Since the news broke, the Internet has been flooded with tributes from artists and fans about the incredible legacy that Bowie leaves behind. Of course, the most incredible tribute to Bowie didn't come out after his death.
In 2013, Commander Chris Hadfield uploaded his cover Bowie's 1969 hit "Space Oddity," bringing something to the song that nobody else possibly could: it was actually recorded onboard the International Space Station.
Hadfield updated the lyrics to reflect his time in space as he was about to hand over control of the ISS before his descent back to Earth. While the song already features haunting lyrics about the adventure of space exploration, very few actually understand the sensation as Hadfield does. His perspective gives the song an incredible new meaning.
Hadfield was originally given the rights to post his cover on YouTube for only a year because of the tricky international copyright laws. Though it came down for a short time after the end of that year, Hadfield was able to work out another agreement and the video has been given permission to be posted for another two years.
The day after the initial release, Bowie took to Facebook to share Hadfield's work, calling it "the most poignant version of the song ever created."
This isn't the first time Bowie has been honored by the scientific community. An endangered yellow spider was named Heteropoda davidbowie in 2009.

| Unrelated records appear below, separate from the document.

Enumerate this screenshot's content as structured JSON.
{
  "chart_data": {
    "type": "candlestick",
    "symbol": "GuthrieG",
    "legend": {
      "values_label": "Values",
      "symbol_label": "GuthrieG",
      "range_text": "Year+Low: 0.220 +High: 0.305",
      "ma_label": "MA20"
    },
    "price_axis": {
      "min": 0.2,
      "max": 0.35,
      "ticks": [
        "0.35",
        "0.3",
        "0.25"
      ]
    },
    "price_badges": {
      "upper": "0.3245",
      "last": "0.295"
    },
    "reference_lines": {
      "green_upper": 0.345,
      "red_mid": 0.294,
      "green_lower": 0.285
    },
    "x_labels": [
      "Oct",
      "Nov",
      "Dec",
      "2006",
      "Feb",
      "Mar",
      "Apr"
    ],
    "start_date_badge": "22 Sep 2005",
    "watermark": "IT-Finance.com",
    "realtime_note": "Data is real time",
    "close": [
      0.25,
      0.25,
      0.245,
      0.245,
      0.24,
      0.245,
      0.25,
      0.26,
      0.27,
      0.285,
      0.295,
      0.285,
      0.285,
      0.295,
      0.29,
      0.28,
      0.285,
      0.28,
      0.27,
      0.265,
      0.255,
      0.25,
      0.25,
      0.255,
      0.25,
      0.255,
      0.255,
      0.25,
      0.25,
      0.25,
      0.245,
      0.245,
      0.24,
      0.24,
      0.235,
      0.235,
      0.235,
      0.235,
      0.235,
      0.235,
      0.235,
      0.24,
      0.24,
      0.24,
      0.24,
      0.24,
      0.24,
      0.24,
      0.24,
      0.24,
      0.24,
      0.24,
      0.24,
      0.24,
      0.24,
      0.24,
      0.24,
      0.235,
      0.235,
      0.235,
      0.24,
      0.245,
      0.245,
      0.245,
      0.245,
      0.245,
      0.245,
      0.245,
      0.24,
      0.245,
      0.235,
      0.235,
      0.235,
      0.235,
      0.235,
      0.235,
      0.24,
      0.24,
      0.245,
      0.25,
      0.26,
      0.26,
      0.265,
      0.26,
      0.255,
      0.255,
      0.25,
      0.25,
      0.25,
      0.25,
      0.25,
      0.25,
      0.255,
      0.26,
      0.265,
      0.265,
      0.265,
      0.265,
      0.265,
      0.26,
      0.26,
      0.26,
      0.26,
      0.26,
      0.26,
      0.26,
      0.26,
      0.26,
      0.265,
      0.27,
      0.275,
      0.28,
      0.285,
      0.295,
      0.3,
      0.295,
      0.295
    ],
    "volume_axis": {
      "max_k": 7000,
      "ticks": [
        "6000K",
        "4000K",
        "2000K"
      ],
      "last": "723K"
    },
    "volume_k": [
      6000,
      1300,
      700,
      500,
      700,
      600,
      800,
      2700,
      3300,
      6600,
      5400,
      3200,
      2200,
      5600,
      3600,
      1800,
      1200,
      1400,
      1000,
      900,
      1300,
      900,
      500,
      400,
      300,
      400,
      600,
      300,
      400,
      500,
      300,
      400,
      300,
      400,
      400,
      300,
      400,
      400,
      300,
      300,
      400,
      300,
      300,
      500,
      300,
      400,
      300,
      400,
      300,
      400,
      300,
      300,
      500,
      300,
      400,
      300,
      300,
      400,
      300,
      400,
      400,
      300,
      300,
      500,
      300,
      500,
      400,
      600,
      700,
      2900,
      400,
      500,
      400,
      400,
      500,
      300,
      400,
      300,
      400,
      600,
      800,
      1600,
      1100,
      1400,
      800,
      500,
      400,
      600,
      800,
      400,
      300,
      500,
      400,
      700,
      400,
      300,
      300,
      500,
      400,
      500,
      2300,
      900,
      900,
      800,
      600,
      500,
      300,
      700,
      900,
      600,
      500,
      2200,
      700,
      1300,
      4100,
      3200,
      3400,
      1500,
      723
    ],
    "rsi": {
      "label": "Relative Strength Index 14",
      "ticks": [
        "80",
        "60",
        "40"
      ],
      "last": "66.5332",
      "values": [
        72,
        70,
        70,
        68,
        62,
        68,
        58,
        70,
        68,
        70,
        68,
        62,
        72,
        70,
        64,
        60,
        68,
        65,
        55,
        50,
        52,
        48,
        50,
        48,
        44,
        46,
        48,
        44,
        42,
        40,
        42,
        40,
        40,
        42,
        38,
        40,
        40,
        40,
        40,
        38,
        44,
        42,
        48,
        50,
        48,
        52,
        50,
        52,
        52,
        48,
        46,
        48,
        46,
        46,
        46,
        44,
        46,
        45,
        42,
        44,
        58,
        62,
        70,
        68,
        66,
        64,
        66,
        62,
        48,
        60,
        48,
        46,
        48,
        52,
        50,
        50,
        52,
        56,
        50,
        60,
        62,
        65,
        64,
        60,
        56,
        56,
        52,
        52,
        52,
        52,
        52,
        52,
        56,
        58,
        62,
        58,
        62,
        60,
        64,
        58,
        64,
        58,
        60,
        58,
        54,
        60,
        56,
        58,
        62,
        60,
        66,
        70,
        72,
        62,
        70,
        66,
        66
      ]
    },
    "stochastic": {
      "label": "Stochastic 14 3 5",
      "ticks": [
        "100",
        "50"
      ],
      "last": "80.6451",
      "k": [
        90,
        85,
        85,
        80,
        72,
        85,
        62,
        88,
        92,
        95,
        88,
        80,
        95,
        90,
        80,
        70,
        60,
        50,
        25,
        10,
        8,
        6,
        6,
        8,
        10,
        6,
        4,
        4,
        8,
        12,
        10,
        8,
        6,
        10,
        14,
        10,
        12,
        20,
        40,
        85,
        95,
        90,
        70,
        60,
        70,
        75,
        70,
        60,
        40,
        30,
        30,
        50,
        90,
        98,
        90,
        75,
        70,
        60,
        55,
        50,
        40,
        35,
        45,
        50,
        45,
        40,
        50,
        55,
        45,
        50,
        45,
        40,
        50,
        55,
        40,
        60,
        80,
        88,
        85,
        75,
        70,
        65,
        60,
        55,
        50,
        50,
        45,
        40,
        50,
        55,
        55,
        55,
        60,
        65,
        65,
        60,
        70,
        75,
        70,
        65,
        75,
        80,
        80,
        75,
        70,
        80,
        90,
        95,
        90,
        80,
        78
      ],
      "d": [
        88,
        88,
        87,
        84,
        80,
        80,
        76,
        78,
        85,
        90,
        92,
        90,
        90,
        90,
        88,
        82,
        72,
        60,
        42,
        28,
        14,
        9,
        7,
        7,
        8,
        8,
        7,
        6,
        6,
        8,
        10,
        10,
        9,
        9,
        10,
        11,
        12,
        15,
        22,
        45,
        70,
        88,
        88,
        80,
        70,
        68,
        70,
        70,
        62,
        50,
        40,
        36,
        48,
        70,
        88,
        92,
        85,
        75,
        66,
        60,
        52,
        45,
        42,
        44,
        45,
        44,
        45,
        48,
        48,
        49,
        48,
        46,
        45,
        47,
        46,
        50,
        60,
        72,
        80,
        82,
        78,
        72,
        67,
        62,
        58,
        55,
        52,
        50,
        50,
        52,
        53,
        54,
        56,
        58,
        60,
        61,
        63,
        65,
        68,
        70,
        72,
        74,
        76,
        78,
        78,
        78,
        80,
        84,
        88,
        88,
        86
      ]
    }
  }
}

After listening to Hadfield's version, which is the best cover on that song that could ever possibly be done, take a little time to check out Bowie's original.
Rest in peace, Ziggy Stardust.